Rockridge residents mobilize to fight for way out of Vero Beach electric

By Lisa Zahner

INDIAN RIVER COUNTY — Rockridge and local communities like it are becoming ground zero in the battle with the City of Vero Beach electric utility.

Dr. Steve Faherty, who has made studying the inner-workings of the elecric, water and sewer utilities his avocation over the past two years, spoke at the Rockridge Property Owners Association to about 75 residents both confused and concerned about their soaring electric bills. He urged residents to launch a letter-writing campaign to state politicians to fight for their right to buy cheaper power from Florida Power and Light. Rockridge residents are upset because they are paying the price for high utility bills without the right to vote out city politicians because they live outside the city limits. “Compared to people who live in the city, you’re paying 10 percent more. It’s a surcharge that’s buried in your bill,” Faherty said. “And you’re paying 58 percent more than someone on Florida Power and Light service.”

He outlined the history of the electric utility since the 1976 attempt to switch to FPL and reminded residents about the nearly $5.9 million being transferred into the City’s general fund from electric bills to subsidize the city’s low property taxes and that 61 percent of city electric residents live outside the city. He cited another $2 million from the water and sewer utilties and $2.8 million in payroll and administrative costs charged to the utilities, the tab totalling nearly $11 million into city coffers as “return on investment” from running the utilities.”And $7 million of that $11 million is coming from you all and you don’t have a word to say about it,” he said. “I’d rather give that money to the county for all our benefit.”Faherty and Association President Phil Carpenter, a Rockridge homeowner since 1992, were collecting email addresses to distribute a letter template that could be mailed or emailed to the local legislative delegation.”We want you to send letters that you are not in favor of the rate increases and that you want to get out of the city utility and that you want to go to FPL,” Faherty said. “You would also need to do a resolution of your Board of Directors saying that you support this.”Carpenter and his group intend to mobilize the 413 families they represent.”We’re tired of being ripped off,” Carpenter said. “I want to help the people in Rockridge and the people in Indian River County. If we don’t start today, we won’t be able to get what we want to do tomorrow.”The goal is to get a local referendum on the November 2010 ballot so county residents can vote either to stay with the City of Vero Beach for electric service or to go with FPL.”It’s not going to provide immediate relief, but it’s a way to get us out of this,” he said. “We want the right to vote our own destinies and we want to control our own costs. We want to go to FPL.”Residents complained that — while they’re waiting for legislation to go through in more than a year — they are on the verge of getting their electricity shut off beacuse of past due bills they can’t pay. Comments ranged from the city’s unwillingness to explain the situation and why the bills are so high to its inflexibility in making payment arrangements with struggling residents trying to keep power on for the children and elderly.Members of the crowd voiced disbelief that anything would change in January when the city switches to the Orlando Utilities Commission for power.A beachside resident who also lives outside the city, Faherty has been working with communities involved in the loosely knit South Beach Property Owners Association on his mission to shed light on the electric utility.

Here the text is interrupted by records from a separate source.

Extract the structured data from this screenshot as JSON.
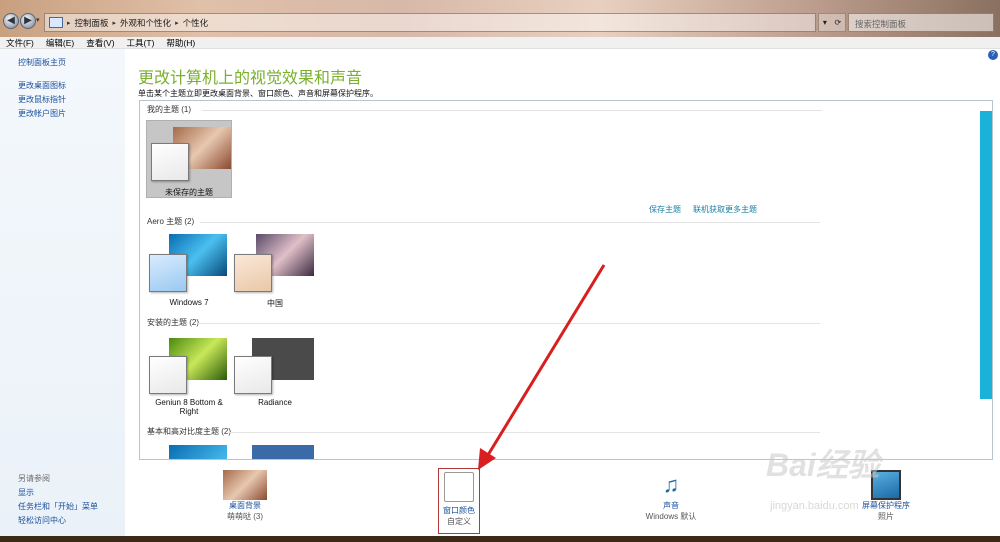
{
  "window": {
    "breadcrumbs": [
      "控制面板",
      "外观和个性化",
      "个性化"
    ],
    "search_placeholder": "搜索控制面板"
  },
  "menu": [
    "文件(F)",
    "编辑(E)",
    "查看(V)",
    "工具(T)",
    "帮助(H)"
  ],
  "sidebar": {
    "home_link": "控制面板主页",
    "links": [
      "更改桌面图标",
      "更改鼠标指针",
      "更改帐户图片"
    ],
    "see_also_title": "另请参阅",
    "see_also": [
      "显示",
      "任务栏和「开始」菜单",
      "轻松访问中心"
    ]
  },
  "main": {
    "title": "更改计算机上的视觉效果和声音",
    "subtitle": "单击某个主题立即更改桌面背景、窗口颜色、声音和屏幕保护程序。",
    "my_themes_label": "我的主题 (1)",
    "unsaved_theme": "未保存的主题",
    "save_theme_link": "保存主题",
    "online_link": "联机获取更多主题",
    "aero_label": "Aero 主题 (2)",
    "aero_themes": [
      "Windows 7",
      "中国"
    ],
    "installed_label": "安装的主题 (2)",
    "installed_themes": [
      "Geniun 8 Bottom & Right",
      "Radiance"
    ],
    "basic_label": "基本和高对比度主题 (2)"
  },
  "bottom": {
    "desktop_bg": {
      "label": "桌面背景",
      "sub": "萌萌哒 (3)"
    },
    "window_color": {
      "label": "窗口颜色",
      "sub": "自定义"
    },
    "sound": {
      "label": "声音",
      "sub": "Windows 默认"
    },
    "screensaver": {
      "label": "屏幕保护程序",
      "sub": "照片"
    }
  },
  "watermark": {
    "brand": "Bai经验",
    "url": "jingyan.baidu.com"
  },
  "colors": {
    "accent_green": "#7ab02e",
    "link_blue": "#1a4f9c",
    "scrollbar": "#1ab2d8",
    "arrow_red": "#d81e1e"
  }
}
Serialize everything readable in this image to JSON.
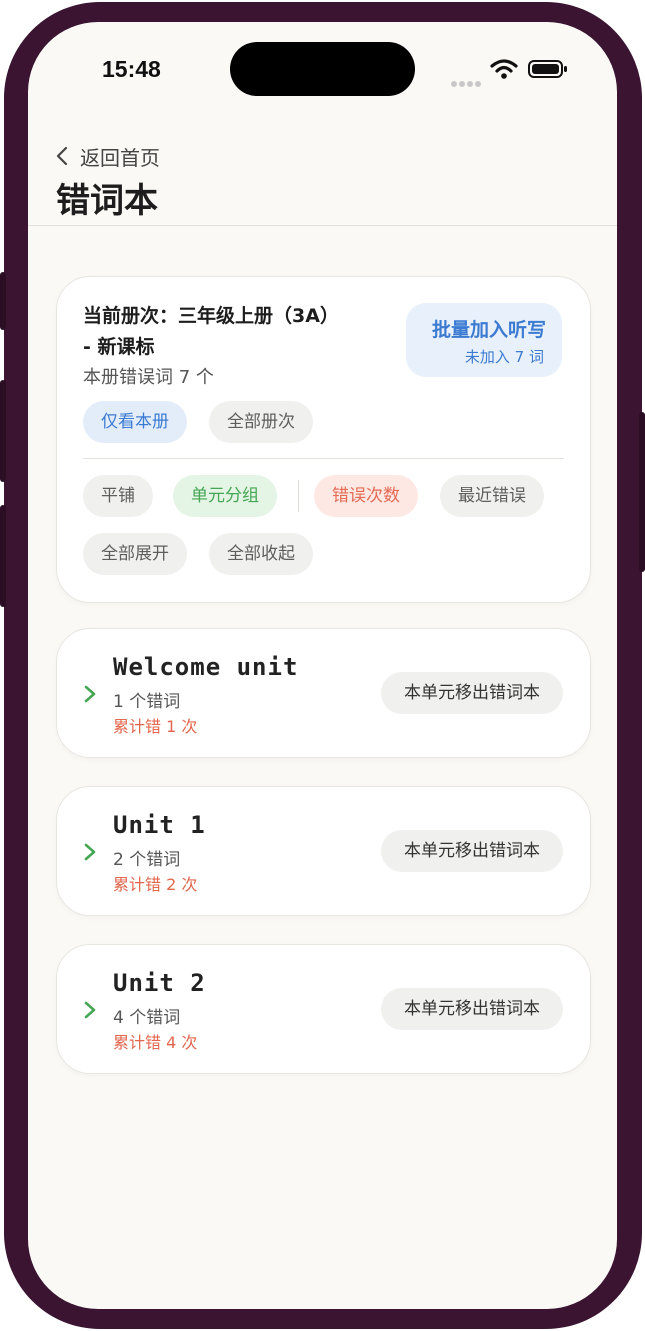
{
  "status_bar": {
    "time": "15:48"
  },
  "header": {
    "back_label": "返回首页",
    "title": "错词本"
  },
  "summary": {
    "volume_label": "当前册次：",
    "volume_value": "三年级上册（3A）",
    "volume_suffix": "- 新课标",
    "error_count": "本册错误词 7 个",
    "batch_title": "批量加入听写",
    "batch_sub": "未加入 7 词",
    "scope_chips": [
      "仅看本册",
      "全部册次"
    ],
    "view_chips": [
      "平铺",
      "单元分组"
    ],
    "sort_chips": [
      "错误次数",
      "最近错误"
    ],
    "expand_chips": [
      "全部展开",
      "全部收起"
    ]
  },
  "units": [
    {
      "name": "Welcome unit",
      "words": "1 个错词",
      "errors": "累计错 1 次",
      "action": "本单元移出错词本"
    },
    {
      "name": "Unit 1",
      "words": "2 个错词",
      "errors": "累计错 2 次",
      "action": "本单元移出错词本"
    },
    {
      "name": "Unit 2",
      "words": "4 个错词",
      "errors": "累计错 4 次",
      "action": "本单元移出错词本"
    }
  ],
  "colors": {
    "accent_blue": "#3b7bd1",
    "accent_green": "#45a654",
    "accent_red": "#e56a52",
    "frame": "#3a1430"
  }
}
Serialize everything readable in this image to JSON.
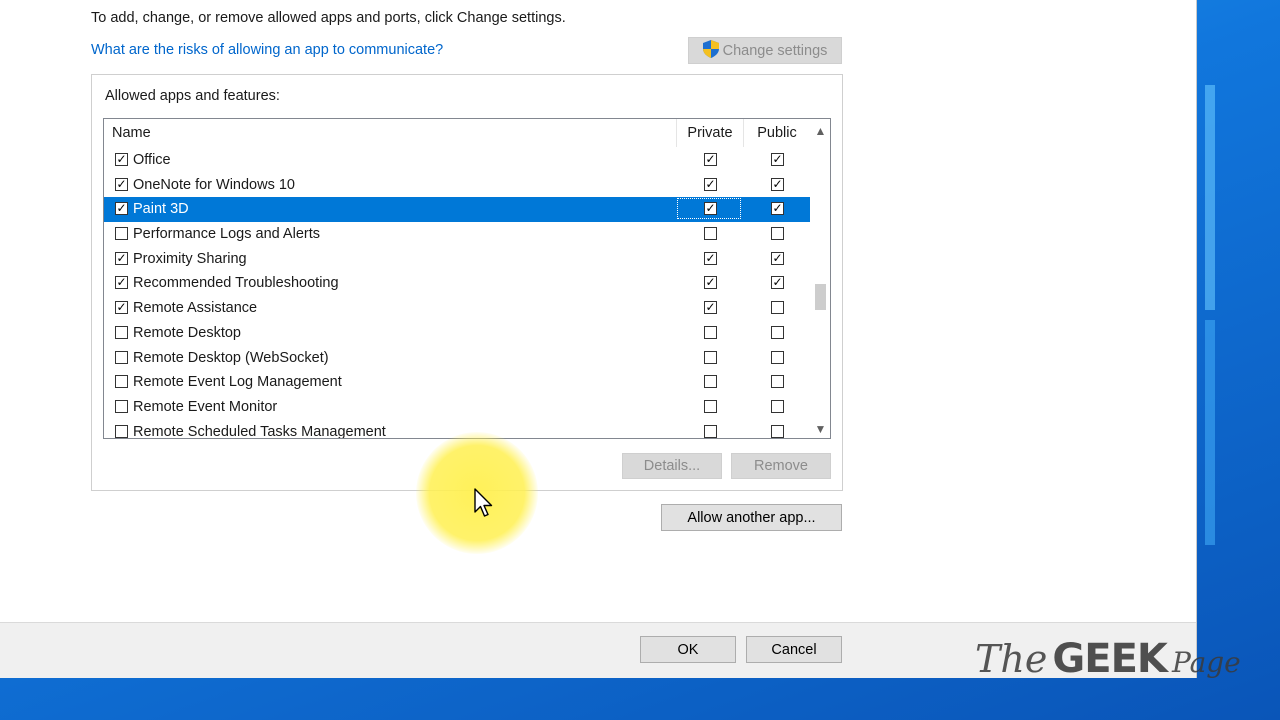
{
  "header": {
    "instruction": "To add, change, or remove allowed apps and ports, click Change settings.",
    "risk_link": "What are the risks of allowing an app to communicate?",
    "change_settings_label": "Change settings"
  },
  "group": {
    "title": "Allowed apps and features:",
    "columns": {
      "name": "Name",
      "private": "Private",
      "public": "Public"
    },
    "rows": [
      {
        "name": "Office",
        "enabled": true,
        "private": true,
        "public": true
      },
      {
        "name": "OneNote for Windows 10",
        "enabled": true,
        "private": true,
        "public": true
      },
      {
        "name": "Paint 3D",
        "enabled": true,
        "private": true,
        "public": true,
        "selected": true
      },
      {
        "name": "Performance Logs and Alerts",
        "enabled": false,
        "private": false,
        "public": false
      },
      {
        "name": "Proximity Sharing",
        "enabled": true,
        "private": true,
        "public": true
      },
      {
        "name": "Recommended Troubleshooting",
        "enabled": true,
        "private": true,
        "public": true
      },
      {
        "name": "Remote Assistance",
        "enabled": true,
        "private": true,
        "public": false
      },
      {
        "name": "Remote Desktop",
        "enabled": false,
        "private": false,
        "public": false
      },
      {
        "name": "Remote Desktop (WebSocket)",
        "enabled": false,
        "private": false,
        "public": false
      },
      {
        "name": "Remote Event Log Management",
        "enabled": false,
        "private": false,
        "public": false
      },
      {
        "name": "Remote Event Monitor",
        "enabled": false,
        "private": false,
        "public": false
      },
      {
        "name": "Remote Scheduled Tasks Management",
        "enabled": false,
        "private": false,
        "public": false
      }
    ],
    "details_label": "Details...",
    "remove_label": "Remove"
  },
  "allow_another_label": "Allow another app...",
  "footer": {
    "ok_label": "OK",
    "cancel_label": "Cancel"
  },
  "watermark": {
    "the": "The",
    "geek": "GEEK",
    "page": "Page"
  },
  "colors": {
    "selection": "#0078d7",
    "link": "#0066cc",
    "desktop": "#1177dd"
  },
  "icons": {
    "change_settings": "uac-shield-icon",
    "scroll_up": "chevron-up-icon",
    "scroll_down": "chevron-down-icon"
  }
}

He attends every public meeting where electric or the budget of the electric utility is being discussed. He puts in requests for all the paperwork and spends hours pouring over all the numbers.

County Commissioner Bob Solari represents Rockridge as part of his district. He spoke after Faherty, conveying the latest news about the water and sewer utility and the proposed 50 percent rate hikes over the next five years. A former Vero Beach City Council member from 2005 to 2007, Solari opened his talk on a personal note.”I just want to say how glad I am not to be on the city council right now,” he said.During his tenure on the Vero Beach City Council, Solari maintained a stalwart but lonely oppostion to staying in the electric industry. He requested monthly financial data and kept an eye on things, determined that the city should not be in the business of running an electric utility. He also has problems with the way the water and sewer utilities have been run, but then financially, requiring such huge increases beginning in October.”The county is in the utility business to provide a service to the residents of the county, but the city is in the utility business to put money in the general fund,” Solari said. “The county utility puts all the money back into the utility into renewal and replacement.”Solari told Rockridge residents that they are fortunate to be hooked up to county utilities for water and sewer, as the county is not proposing any rate increases for at least the next five years. He conveyed that the county was able to refinance some bonds and save close to $3 million that could be passed on to the consumer. Solari chastised the Vero Beach City Council for not owning up to the state of the electric, water and sewer utilities.”The city council members were recently surprised when they found out that they would have to borrow money for the utilities,” he said. “They just had their budget hearings in July and there they look at some of the information and then they don’t look at it again for another 21 months until they have the audit.”Public hearings on the city’s plan to raise electric, water and sewer rates are scheduled for the Aug. 18 City Council meeting and then town hall meetings on Aug. 25 and 26.

Related Articles

Leave a Comment